Program is showing positive results with participants

By Tom Hintgen

Otter Tail County Correspondent

One of the most rewarding experiences for Otter Tail County-based Productive Alternatives board members is seeing people develop their full potentials. P.A. has assisted special needs adults since 1959 in west central Minnesota.

A new program, starting its fifth year, is one called Perham 180.

The goal of Perham 180 is helping people in recovery make a transition back into the community. This is attained by providing safe and affordable housing, finding gainful employment for these individuals and offering the support needed to overcome any additional barriers they face.

Located on the northwest side of town, Perham 180 housing is made up of 9 private rooms with each containing a bed, sink, microwave, small refrigerator, TV and bathroom/shower.  

An additional two rooms were remodeled to house the office, community kitchen, and a lounge.

Participants work at nearby Barrel O’ Fun and other businesses in Perham, one of about 7 communities where Productive Alternatives serves people with special needs.

“At Productive Alternatives we believe in all people,” says PA President Steve Skauge. “We value each individual person in our program regardless of their path getting here.”

Perham 180 received startup financial assistance from the five-person Otter Tail County Board of Commissioners.

Crisis stabilization

program successful

Another Productive Alternatives program that people may not know about is the Crisis Stabilization Unit in northwest Fergus Falls.

This program includes a support team that assists people going through a crisis and helps them get back on their feet. 

“We are here to help anyone going through anything,” Skauge says. “Every situation is different and that’s why we approach each situation with a personalized approach.” 

The Crisis Stabilization Unit, in operation for several years, is a 24/7 program with a residential facility and specifically focused on mental health.
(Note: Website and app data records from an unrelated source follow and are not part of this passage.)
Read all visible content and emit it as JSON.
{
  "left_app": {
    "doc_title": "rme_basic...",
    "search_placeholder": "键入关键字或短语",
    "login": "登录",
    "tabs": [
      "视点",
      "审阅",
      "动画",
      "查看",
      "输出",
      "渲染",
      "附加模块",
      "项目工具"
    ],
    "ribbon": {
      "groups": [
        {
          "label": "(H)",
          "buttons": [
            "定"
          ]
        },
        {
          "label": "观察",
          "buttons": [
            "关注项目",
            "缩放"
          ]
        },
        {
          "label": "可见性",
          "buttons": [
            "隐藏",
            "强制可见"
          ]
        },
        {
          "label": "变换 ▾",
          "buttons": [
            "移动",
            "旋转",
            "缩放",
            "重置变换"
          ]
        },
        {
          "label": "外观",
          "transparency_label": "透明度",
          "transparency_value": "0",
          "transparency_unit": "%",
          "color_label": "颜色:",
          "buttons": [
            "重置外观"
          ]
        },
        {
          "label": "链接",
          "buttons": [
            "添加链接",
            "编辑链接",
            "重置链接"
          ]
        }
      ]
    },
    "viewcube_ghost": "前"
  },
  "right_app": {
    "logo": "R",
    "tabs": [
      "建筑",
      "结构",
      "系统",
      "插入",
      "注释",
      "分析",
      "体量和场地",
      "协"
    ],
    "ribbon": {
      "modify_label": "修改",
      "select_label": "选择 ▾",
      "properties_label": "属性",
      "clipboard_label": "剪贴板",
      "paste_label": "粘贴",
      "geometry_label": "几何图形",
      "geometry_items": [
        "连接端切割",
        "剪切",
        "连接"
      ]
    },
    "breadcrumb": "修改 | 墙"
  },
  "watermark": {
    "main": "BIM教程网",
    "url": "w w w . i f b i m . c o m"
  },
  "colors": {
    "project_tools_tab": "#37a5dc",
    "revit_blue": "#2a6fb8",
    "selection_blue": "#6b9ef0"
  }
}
The facility offers short term stays (10 days or less) but can be extended as needed. 

“We work with the individual to build coping skills and other skills that work for them when trying to meet their goals,” adds Skauge. “We’re here to help people heal and grow.”

The Crisis Stabilization Unit program has bipartisan support from the Minnesota State Legislature.